The tech revolution continues. It has

forever changed radio and then television. Newspapers continue their struggle to survive. Magazines became specialized publications. The music business was transformed by file sharing and 99-cent downloads.

Next up: Books.


Contact Tom Honig at This e-mail address is being protected from spambots. You need JavaScript enabled to view it .

Comments (0)Add Comment

Write comment
smaller | bigger

busy
 

Share this on your social networks

Bookmark and Share

Share this

Bookmark and Share

 

Field Work

Santa Cruz Mountain winemakers explain how the harvest works, and what kind of wine to expect from this year's crop

 

Libra's Two Choices

Libra (our last week) is the sign of creating right relations and values. In Libra we are asked to choose how to be, our identity in the world. We can maintain a hermetic sealed-off attitude (my life, my work, my money, etc.) or we can gain knowledge of world events and learn more about those in need. Libra is a group sign—self with others. Here are some events occurring in our world this week concerning food, poverty, spirituality, values and global realities. The UN (a spiritual experiment) each month places a “light” upon world problems. This week a light shines on Rural Women, Farms, Food & Poverty. Before we choose to respond we must have knowledge. “So we can each do our part.” Oct. 15 - International Day of Rural Women (unrecognized with few resources); Oct. 16 - World Food Day & Family Farming: Feeding the World, Caring for the Earth; Oct. 17 - Eradication of Poverty Day (international). During the month of Libra (with Saturn exalted), we pause, contemplate and assess what it is we know, don’t know, and need to know. Libra receives and distributes Ray 3 of divine intelligence, right relations, right choice and right economy (Venus). Use your intelligence “tips the Libran scales” in terms of being able to see and then choose between the two paths Libra offers (return to the past or step forward into Scorpio’s Discipleship). Libra (the oscillating light) prepares us for the great tests and conflicts in Scorpio. In Libra we are subtly tested as we learn the nature of polarized energies (s/he loves me, s/he loves me not). In Libra we learn more about ourselves through others. Libra’s Ray 3 asks us to become more adaptable and skillful. And then we are to teach each other what we know. In Libra, we all become teachers. In all these ways love is cultivated.

 

The New Tech Nexus

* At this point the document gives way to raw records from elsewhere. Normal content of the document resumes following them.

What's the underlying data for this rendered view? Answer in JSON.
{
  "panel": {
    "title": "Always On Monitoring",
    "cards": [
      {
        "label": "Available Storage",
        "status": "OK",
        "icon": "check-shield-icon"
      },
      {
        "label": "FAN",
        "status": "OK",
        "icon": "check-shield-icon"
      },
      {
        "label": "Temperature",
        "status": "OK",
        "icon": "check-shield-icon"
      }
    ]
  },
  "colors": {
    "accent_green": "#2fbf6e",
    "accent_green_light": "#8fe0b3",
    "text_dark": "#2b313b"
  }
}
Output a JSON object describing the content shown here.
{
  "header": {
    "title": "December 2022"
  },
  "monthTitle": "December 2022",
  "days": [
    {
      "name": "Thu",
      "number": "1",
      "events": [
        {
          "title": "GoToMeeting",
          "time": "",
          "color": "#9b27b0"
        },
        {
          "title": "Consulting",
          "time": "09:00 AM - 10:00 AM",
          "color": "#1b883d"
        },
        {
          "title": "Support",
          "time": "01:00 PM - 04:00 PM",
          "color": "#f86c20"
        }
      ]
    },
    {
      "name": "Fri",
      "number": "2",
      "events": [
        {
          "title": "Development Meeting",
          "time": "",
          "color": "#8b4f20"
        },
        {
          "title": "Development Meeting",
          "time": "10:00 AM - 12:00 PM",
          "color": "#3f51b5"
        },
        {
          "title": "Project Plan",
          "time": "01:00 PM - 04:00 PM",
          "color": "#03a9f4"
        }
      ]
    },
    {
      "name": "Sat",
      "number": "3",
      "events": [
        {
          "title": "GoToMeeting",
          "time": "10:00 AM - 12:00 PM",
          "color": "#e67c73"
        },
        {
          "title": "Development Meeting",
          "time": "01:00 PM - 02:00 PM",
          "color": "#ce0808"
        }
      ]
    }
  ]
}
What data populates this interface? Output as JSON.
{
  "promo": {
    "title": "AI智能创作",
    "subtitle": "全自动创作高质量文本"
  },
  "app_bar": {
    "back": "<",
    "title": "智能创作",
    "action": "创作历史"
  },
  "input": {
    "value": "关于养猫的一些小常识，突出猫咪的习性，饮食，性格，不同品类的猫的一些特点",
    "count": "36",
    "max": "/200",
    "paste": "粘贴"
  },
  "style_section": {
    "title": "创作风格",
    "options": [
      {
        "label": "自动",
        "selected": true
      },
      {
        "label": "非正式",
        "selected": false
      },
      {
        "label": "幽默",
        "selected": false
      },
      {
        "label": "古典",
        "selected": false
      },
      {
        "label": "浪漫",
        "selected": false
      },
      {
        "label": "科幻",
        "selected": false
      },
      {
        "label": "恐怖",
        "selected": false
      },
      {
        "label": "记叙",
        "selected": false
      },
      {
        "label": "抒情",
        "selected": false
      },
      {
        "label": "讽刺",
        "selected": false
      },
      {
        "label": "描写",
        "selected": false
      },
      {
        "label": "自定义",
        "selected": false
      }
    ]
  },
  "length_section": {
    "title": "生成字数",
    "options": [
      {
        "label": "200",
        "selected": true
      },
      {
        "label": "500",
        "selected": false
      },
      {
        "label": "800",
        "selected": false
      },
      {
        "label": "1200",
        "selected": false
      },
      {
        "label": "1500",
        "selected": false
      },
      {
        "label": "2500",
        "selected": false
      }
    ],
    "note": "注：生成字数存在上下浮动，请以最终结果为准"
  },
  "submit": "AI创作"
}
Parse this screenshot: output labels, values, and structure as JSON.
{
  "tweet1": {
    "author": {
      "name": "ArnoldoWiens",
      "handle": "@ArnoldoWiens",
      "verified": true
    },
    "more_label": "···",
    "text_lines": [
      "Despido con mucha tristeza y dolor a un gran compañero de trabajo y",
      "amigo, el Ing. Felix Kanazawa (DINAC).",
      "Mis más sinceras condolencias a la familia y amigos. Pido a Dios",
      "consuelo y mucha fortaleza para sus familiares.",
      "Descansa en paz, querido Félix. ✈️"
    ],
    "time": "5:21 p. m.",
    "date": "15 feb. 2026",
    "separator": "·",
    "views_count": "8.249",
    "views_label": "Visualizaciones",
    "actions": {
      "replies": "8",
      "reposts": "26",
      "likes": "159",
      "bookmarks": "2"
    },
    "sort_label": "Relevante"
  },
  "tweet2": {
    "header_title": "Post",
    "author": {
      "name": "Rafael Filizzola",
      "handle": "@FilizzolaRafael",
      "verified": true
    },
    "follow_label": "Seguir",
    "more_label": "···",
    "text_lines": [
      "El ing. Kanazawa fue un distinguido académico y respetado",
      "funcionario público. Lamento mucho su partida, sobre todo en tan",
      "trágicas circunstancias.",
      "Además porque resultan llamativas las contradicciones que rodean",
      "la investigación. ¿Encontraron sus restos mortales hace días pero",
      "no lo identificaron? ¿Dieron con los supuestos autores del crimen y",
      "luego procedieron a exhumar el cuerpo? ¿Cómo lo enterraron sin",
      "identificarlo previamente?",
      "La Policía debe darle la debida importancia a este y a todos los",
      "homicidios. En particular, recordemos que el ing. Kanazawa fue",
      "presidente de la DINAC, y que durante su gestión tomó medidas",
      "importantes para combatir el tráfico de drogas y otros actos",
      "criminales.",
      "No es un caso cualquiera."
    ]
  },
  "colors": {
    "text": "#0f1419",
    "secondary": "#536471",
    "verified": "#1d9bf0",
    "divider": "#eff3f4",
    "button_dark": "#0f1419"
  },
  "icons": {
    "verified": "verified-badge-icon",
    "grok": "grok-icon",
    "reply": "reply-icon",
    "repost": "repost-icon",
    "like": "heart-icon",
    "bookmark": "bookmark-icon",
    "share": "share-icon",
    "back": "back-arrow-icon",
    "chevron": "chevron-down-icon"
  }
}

Community leaders in science and technology unite to form web-based networking program

 

Docs Without Borders

United Nations Association Film Festival showcases documentaries from around the globe
Sign up for Good Times weekly newsletter
Get the latest news, events

RSS Feed Burner

 Subscribe in a reader

Latest Comments

 

Nut Kreations

Co-owner Craig Olsen goes nuts over nuts

 

What artist or artists participating in the encore weekend of Open Studios should not be missed?

Santa Cruz | Teacher

 

Martin Ranch Winery

Friends who are wine club members of Martin Ranch invited us to the winery’s fun and festive annual barbecue, where the wine is flowing and the food just keeps on coming. Music and dancing are part and parcel of the action, and a good time is guaranteed.

 

Beer Bus

Santa Cruz’s new Brew Cruz, award winning ales, mole by el Jardín, and Wildcat Ridge Chardonnay